Second, most of what is wrong with our culture comes, not from people being armed and on drugs, but from people assuming that other people are sane and competent, despite clear overwhelming evidence to the contrary. This is very dangerous. If you have chosen to have “elective surgery” It’s probably because you assume that the surgeon is competent and sane. If you knew he had a three tab a day Oxycontin habit and carried a lethal syringe full of digitalis in his lab-coat, that weird, but benign, grape-sized growth on the end of your nose might not seem so unsightly.
Would you get into a cab if you knew the driver was a paranoid speed-freak with an uzi under the drivers seat? Would you stop for dinner at a restaurant if you knew the waitress washed down her Prozac with a flask of sloe gin and kept a nickel-plated semi-automatic handgun in her purse, the cook was mainlining cocaine in the bathroom, with a revolver tucked into his boot, and the dishwasher is zonked on heroin and carries a big knife? Would you call the cops to investigate the burglary of your home if you knew they were all fucked up on bath salts and PCP? Of course not, but they are, and you do. What are you, crazy?
Third, and finally, if you heed this sage advice, and treat everyone you meet as though they are armed and on drugs, you soon realize that the best strategy in life is to stay the hell away from everyone, and do everything you need done, yourself. That may seem drastic, but it’s fucking crazy out there, and it’s time you faced facts, everyone you know and rely on is armed and on drugs, and just about to snap, and you don’t want to be there when it happens.
Besides, doing things yourself is good for your sanity, and it increases your competence level. It doesn’t do anything about the drugs and the weapons and the craziness, but we could sure use more sanity and competence in this world. You see that when we realize how crazy and dangerous the world has become, and begin acting accordingly, we actually bring more sanity and competence into the world. In this way we use the bad craziness of modern civilization to heal, and strengthen ourselves.

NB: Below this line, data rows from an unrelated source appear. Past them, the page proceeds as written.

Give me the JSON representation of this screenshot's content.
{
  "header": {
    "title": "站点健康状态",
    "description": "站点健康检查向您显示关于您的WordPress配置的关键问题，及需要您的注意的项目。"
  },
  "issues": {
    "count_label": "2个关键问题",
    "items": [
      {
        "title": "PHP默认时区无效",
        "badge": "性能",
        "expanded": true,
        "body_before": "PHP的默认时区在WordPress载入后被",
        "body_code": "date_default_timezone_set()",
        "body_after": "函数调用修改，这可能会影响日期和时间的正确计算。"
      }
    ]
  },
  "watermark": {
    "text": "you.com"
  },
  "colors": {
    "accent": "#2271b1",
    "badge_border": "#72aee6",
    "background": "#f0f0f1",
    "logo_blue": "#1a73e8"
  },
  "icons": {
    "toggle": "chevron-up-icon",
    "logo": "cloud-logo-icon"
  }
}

So, lets learn this lesson from the greatest bicycle champion that ever lived, Lance Armstrong. It’s time to stop worrying about who is or isn’t using drugs. Let’s assume everyone is using drugs all the time. If you choose not to use drugs, that’s your business, and none of mine. Instead, let’s judge people by their sanity, and their competence. When it comes to winning the Tour de France, no one is more competent that Lance Armstrong.